By Jacob Stockinger
Here we go again!
Madison is barely into its new concert season, and already concert-goers are presented with a Catch-22 — or is it a Hobson’s Choice?
If you are a chamber music fan, you will surely be pleased this weekend. You have the opportunity to hear two excellent string quartets in terrific programs.
(And that doesn’t include the opening concerts of the 28th season of the Oakwood Chamber Players, which are on Saturday night at 7 p.m. at Oakwood Village West and on Sunday afternoon at 1:30 p.m. at the UW Arboretum’s Visitors Center. I will have more to post about the Oakwood Chamber Players on Wednesday.)
But the problem is that, unfortunately, you can’t hear both string quartets perform on Saturday night in their preferred venues.
The Pro Arte String Quartet (below, in a photo by Rick Langer) will perform an intriguing and beautiful program of late Haydn (Op. 103), early Schubert (D. 353) and late Dvorak (Op. 106) at 8 p.m. in Mills Hall as part of the UW Faculty Concert Series.
For more information, visit: www.proartequartet.org
Also on Saturday night, at 7:30 p.m., the Ancora String Quartet, will perform a unusually eclectic and lovely program of Beethoven (Op. 18, No. 5), Mendelssohn (the premiere of four of the recently rediscovered 12 Fugues in a new revised edition) and Schumann (Op. 41, No. 1). The Anchor will play in the Landmark Auditorium of the First Unitarian Society, 900 University Bay Drive. The Ancora (below, in a photo by John Devereux) is artists-in-residence at the FUS.
The Ancora Quartet will also be making a guest appearance on Wisconsin Public Radio’s “Midday” from noon to 1 p.m. onthis Friday, Sept. 14, with host Norman Gilliland. The players will speak about the new edition of the Mendelssohn fugues, and play selections from the recital program.
For more, visit www.ancoraquartet.com
Here are some more details: The Pro Arte concert is FREE. The Ancora concert costs $15 for adults, $12 for seniors and students, and $6 for children under 12, and features a champagne reception at the end.
So why do two such fine chamber music groups have to go head-to-head and force fans to choose?
Well, according to what The Ear hears, it has to do with scheduling. That means dates ar dictated by both the availability of the halls or venues and especially by dates that don’t preclude members from fulfilling other obligations to earn a livelihood, such as playing in the Madison Symphony Orchestra and the Wisconsin Chamber Orchestra among other duties.

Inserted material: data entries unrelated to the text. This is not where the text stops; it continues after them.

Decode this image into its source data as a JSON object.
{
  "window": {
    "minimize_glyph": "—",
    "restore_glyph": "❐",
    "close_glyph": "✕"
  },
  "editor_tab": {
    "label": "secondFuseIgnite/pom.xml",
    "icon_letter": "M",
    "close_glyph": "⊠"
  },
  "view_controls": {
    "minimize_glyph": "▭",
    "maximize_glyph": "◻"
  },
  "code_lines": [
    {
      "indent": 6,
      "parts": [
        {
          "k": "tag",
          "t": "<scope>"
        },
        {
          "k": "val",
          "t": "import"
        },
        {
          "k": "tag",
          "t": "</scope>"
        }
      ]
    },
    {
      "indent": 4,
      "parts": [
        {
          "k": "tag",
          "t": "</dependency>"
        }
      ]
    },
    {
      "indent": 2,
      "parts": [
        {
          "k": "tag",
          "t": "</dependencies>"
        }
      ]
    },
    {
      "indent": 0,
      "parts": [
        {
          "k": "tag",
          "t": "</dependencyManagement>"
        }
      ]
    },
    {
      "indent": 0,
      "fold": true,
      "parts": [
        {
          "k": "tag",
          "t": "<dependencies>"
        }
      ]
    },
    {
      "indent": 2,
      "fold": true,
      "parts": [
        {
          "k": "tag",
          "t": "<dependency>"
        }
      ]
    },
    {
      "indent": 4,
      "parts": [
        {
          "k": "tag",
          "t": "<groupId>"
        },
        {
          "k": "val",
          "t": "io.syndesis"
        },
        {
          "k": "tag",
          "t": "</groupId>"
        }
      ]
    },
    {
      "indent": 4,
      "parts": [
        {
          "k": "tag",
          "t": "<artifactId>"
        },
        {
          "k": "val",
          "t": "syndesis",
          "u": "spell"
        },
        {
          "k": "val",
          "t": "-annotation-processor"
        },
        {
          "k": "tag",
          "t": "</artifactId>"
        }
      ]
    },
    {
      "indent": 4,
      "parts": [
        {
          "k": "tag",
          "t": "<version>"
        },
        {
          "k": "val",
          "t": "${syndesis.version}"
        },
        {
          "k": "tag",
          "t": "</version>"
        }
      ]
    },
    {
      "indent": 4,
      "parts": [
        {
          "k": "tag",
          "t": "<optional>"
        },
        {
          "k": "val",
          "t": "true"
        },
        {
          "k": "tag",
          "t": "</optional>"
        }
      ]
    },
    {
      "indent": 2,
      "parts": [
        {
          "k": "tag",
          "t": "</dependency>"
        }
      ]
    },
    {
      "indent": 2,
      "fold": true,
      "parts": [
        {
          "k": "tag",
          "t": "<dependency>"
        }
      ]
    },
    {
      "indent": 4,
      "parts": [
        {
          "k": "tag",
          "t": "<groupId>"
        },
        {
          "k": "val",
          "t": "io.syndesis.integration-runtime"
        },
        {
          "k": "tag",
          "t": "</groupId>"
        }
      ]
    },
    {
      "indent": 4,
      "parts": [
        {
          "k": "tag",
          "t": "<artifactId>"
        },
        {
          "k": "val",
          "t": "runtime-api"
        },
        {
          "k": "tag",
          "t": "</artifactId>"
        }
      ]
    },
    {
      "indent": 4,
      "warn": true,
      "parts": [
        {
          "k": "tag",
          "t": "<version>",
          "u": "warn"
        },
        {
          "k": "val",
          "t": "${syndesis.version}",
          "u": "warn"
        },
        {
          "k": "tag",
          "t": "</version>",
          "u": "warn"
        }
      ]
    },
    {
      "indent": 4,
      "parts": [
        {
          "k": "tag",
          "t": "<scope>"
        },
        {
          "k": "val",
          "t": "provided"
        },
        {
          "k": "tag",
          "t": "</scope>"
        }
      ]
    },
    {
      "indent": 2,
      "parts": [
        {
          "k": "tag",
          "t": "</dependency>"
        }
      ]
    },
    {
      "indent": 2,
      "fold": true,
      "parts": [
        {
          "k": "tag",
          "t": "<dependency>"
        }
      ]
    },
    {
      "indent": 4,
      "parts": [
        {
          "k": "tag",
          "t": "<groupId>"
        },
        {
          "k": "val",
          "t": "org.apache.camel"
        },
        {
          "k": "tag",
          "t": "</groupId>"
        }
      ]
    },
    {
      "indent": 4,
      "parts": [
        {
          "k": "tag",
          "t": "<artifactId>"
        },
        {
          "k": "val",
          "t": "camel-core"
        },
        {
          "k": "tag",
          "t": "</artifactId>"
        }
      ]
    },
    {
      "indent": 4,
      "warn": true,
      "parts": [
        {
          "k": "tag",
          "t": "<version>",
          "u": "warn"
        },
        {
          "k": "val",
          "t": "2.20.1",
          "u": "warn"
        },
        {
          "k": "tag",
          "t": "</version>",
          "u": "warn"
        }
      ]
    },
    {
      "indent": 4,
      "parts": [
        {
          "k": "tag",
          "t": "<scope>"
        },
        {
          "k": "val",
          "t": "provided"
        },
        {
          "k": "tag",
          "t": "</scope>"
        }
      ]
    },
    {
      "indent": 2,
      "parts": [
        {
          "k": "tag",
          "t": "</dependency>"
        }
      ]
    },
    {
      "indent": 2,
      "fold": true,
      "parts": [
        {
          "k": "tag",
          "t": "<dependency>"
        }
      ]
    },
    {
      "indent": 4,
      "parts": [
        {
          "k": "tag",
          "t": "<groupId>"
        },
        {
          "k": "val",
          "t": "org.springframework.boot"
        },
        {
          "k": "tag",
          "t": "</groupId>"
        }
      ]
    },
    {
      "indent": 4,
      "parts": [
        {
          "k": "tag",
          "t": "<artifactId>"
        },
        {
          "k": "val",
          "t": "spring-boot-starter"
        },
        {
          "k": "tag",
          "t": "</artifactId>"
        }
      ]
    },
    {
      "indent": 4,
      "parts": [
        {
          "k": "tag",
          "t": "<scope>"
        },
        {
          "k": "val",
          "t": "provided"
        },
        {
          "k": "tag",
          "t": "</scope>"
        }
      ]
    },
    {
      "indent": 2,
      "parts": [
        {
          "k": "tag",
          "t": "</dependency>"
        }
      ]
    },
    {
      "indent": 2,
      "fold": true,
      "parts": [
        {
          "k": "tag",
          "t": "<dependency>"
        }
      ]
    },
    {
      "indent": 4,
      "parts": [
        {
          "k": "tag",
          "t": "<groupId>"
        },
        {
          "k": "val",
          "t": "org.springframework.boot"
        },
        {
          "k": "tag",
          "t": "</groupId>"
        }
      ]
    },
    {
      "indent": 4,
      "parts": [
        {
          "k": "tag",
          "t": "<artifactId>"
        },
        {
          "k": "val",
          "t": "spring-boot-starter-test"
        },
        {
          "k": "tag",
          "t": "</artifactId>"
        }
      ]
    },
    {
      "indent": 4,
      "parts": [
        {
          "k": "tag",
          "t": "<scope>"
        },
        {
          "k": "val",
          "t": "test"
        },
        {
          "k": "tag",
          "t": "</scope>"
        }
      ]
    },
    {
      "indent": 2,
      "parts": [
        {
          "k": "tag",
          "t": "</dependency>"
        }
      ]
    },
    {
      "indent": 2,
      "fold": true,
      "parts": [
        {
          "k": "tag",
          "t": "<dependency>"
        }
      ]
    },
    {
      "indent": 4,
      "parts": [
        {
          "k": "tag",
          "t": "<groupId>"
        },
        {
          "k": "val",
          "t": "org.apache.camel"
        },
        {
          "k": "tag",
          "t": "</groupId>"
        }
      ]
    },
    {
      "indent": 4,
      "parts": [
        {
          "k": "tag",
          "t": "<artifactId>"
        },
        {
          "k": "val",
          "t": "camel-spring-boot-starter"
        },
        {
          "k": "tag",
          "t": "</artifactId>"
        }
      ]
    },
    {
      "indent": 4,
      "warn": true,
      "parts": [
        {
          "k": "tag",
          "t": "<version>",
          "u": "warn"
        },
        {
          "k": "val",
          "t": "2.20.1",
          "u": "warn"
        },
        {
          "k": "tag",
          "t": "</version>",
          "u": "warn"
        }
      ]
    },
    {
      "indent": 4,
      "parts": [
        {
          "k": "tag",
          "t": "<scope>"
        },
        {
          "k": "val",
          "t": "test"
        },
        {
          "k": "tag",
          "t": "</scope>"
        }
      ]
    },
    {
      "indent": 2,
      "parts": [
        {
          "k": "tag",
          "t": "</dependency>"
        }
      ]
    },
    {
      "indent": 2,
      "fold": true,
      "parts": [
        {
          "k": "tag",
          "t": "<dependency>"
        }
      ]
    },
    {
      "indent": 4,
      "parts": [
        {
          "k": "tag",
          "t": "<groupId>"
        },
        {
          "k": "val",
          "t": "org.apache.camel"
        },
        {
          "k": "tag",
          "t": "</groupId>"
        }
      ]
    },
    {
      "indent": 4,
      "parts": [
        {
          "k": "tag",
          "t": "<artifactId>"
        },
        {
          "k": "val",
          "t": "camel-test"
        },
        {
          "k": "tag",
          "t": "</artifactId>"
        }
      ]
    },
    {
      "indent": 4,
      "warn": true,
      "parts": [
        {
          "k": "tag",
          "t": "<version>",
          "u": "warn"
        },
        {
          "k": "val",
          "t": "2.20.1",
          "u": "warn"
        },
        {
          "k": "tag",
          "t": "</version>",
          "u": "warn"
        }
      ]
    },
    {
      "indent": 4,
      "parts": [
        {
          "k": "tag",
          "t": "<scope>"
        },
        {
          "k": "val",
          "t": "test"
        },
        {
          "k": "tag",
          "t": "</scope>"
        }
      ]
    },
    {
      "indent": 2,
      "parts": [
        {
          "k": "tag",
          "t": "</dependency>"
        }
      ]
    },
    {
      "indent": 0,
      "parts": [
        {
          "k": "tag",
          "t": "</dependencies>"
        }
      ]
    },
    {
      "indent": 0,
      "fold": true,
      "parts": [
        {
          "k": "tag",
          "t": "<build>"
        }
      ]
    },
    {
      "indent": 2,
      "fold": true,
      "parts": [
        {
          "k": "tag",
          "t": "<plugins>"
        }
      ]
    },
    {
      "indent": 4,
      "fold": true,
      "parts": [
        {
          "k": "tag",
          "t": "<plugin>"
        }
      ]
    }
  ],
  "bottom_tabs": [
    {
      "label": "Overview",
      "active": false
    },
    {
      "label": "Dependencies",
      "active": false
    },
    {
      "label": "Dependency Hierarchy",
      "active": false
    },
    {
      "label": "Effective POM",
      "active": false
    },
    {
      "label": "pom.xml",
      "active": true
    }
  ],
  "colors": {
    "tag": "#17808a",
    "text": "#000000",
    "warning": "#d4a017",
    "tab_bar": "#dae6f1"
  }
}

All that is, of course, understandable.
Still, it is too bad that such a mutually exclusive choice has to be made in a relatively small city filled with musical riches.
But The Ear thinks that there is one possible, if not ideal, solution:
Go the Ancora on Saturday night, then catch the Pro Arte in Wisconsin Public Radio’s “Sunday Afternoon Live From the Chazen Museum” on Sunday afternoon – either live in the limited-seating gallery at the museum, below, or via live broadcast on WPR (88.7 FM, WERN, in the Madison area) – from 12:30 to 2 p.m. (Visit www.wpr.org for details about reservations and seating,)
But really, can’t music groups of all kinds think more about listeners and do more to avoid such conflicts and competition in the future?
What do you think? Leave an opinion in the COMMENT section and maybe it will help eliminate such conflicts in the future.